The meat moment: I decided to eat meat a year or two into my college career. My boyfriend at the time was a self-professed foodie, and we went to fancy restaurants a lot. Most restaurants had one or two vegetarian options on the menu, but they were never fun. It felt like a waste of an experience to go with those dishes, especially since I was vegetarian more for my tastes and health than for animal rights. I decided that if something looked appealing to me, I should try it.

Because I had dabbled slowly, I can’t really remember a specific revelatory moment of coming back to eating meat. But I do remember going on a trip with a group of friends and preparing a feast together. Someone made ribs, and I was bullied into trying one. There’s a picture of me eating it, laughing hysterically because I just could not get enough. It was so freakin’ good. — Aurora, 30, business owner

“And then I took the plunge and ate sausage at Prime Meats.”
Why she went veg: I was a vegetarian from age 16 until March of this prior year — almost ten years. The conditions of factory farms did and still do appall me … But I truly never thought about meat. It just didn’t interest me. That all changed about a year and a half ago.

The meat moment: I was driving through Koreatown in Los Angeles, and I must have been passing a Korean BBQ place, because an overwhelming steak smell entered my car and suddenly I wanted it so much, more than any food I’ve ever wanted, ever. It was so strange that I called my boyfriend and left him a freaked out voice mail, like, “What is happening to me?”

This happened a couple more times, and then we moved to New York. I found New York to be a lot less veggie-friendly [than L.A.]. At one point, I even Googled, “How do I stop being a vegetarian?” Meat smelled so alluring to me, and I took that as a sign that my body desperately needed it. So I took a few small steps: a piece of pepperoni, a bite of chicken … and then I took the plunge and ate sausage at Prime Meats. It’s hard to describe the feeling my body had when I really ate meat for the first time in nearly a decade. It was like my blood was singing. It made me feel incredibly powerful. And from then, I haven’t looked back. — Eliza, 26, digital content manager

“I remember the first piece of bacon I had at Zingerman’s Deli.”
Why he went veg: I grew up in a kosher house, and my experiences with eating meat were limited: no pork, no shellfish, no meat and dairy at the same time. I had a lot of friends who were vegetarians and vegans, and we all had the same outlook: some sort of vague idea that it’s better for the world and your health — and girls are into it.

The meat moment: I started to get more into cooking, and I wanted to learn more. It started to feel counter to the way I wanted to experience life and food, and I wanted meat all the time. It smelled amazing and looked really good. I thought it was crazy to go through my life craving it.

I started sneaking meat off people’s plates, which I justified as okay.
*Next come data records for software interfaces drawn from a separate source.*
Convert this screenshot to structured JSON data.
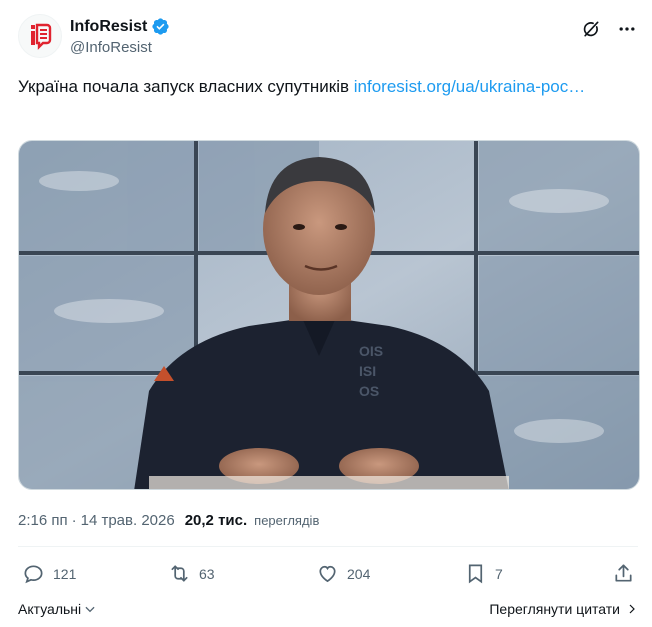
{
  "account": {
    "display_name": "InfoResist",
    "handle": "@InfoResist",
    "verified": true
  },
  "tweet": {
    "text": "Україна почала запуск власних супутників ",
    "link": "inforesist.org/ua/ukraina-рос…"
  },
  "media": {
    "alt": "photo"
  },
  "meta": {
    "time": "2:16 пп",
    "separator": "·",
    "date": "14 трав. 2026",
    "views_count": "20,2 тис.",
    "views_label": "переглядів"
  },
  "actions": {
    "replies": "121",
    "reposts": "63",
    "likes": "204",
    "bookmarks": "7"
  },
  "footer": {
    "sort_label": "Актуальні",
    "quotes_label": "Переглянути цитати"
  },
  "colors": {
    "link": "#1d9bf0",
    "verified": "#1d9bf0",
    "text": "#0f1419",
    "secondary": "#536471",
    "logo_red": "#e0232f"
  },
  "icons": {
    "more": "more-icon",
    "grok": "grok-icon",
    "reply": "reply-icon",
    "repost": "repost-icon",
    "like": "like-icon",
    "bookmark": "bookmark-icon",
    "share": "share-icon"
  }
}
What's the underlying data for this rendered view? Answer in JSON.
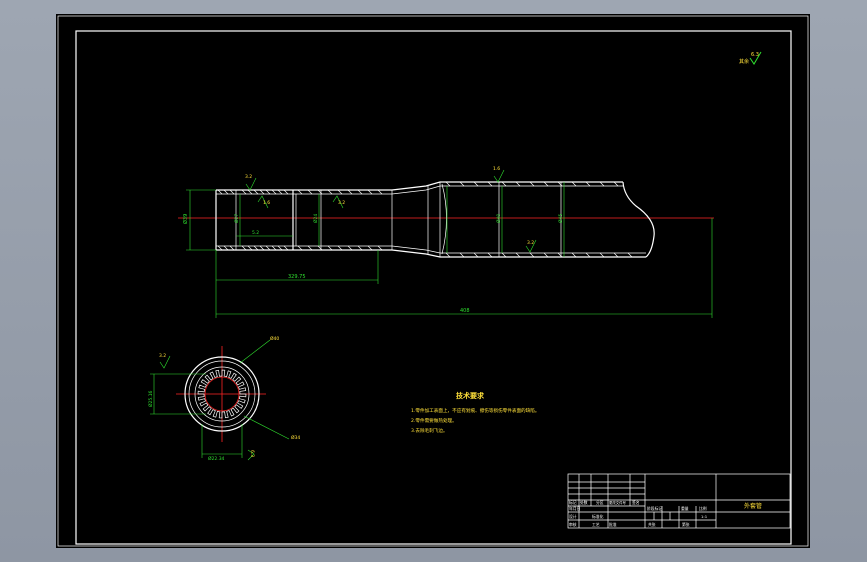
{
  "roughness": {
    "corner_symbol_value": "6.3",
    "corner_prefix": "其余",
    "values": [
      "3.2",
      "1.6",
      "3.2",
      "1.6",
      "3.2",
      "3.2",
      "6.3",
      "3.2"
    ]
  },
  "dimensions": {
    "overall_length": "408",
    "inner_length": "329.75",
    "short_length": "5.2",
    "dia_left": "Ø39",
    "dia_inner_a": "Ø27",
    "dia_inner_b": "Ø24",
    "dia_main": "Ø40",
    "dia_right": "Ø45",
    "spline_major": "Ø25.16",
    "spline_minor": "Ø22.34",
    "outer_ring": "Ø40",
    "inner_ring": "Ø34"
  },
  "notes": {
    "title": "技术要求",
    "items": [
      "1.零件加工表面上，不应有划痕、擦伤等损伤零件表面的缺陷。",
      "2.零件需要做热处理。",
      "3.去除毛刺飞边。"
    ]
  },
  "title_block": {
    "part_name": "外套管",
    "scale_value": "1:1",
    "labels": [
      "标记",
      "处数",
      "分区",
      "更改文件号",
      "签名",
      "年月日",
      "设计",
      "标准化",
      "审核",
      "工艺",
      "批准",
      "阶段标记",
      "重量",
      "比例",
      "共张",
      "第张"
    ]
  }
}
But then I encouraged people to order it who I knew were light eaters, and that was dumb. I finally stopped calling myself a vegetarian after three or four years. I remember the first piece of bacon I had at Zingerman’s Deli. I went through this bacon-bender phase; I tried to eat every different type of bacon they had. A whole world was available that never existed before. But I keep the values that I come from. I don’t want to be dogmatic, but when I buy food to cook, I make sure it’s coming from a good purveyor — someone who cares about the environment and the animals. That’s still important.— Max Sussman, 31, cookbook author

Losing Your Veginity: Ex-Vegetarians on the Moment They Re-embraced Meat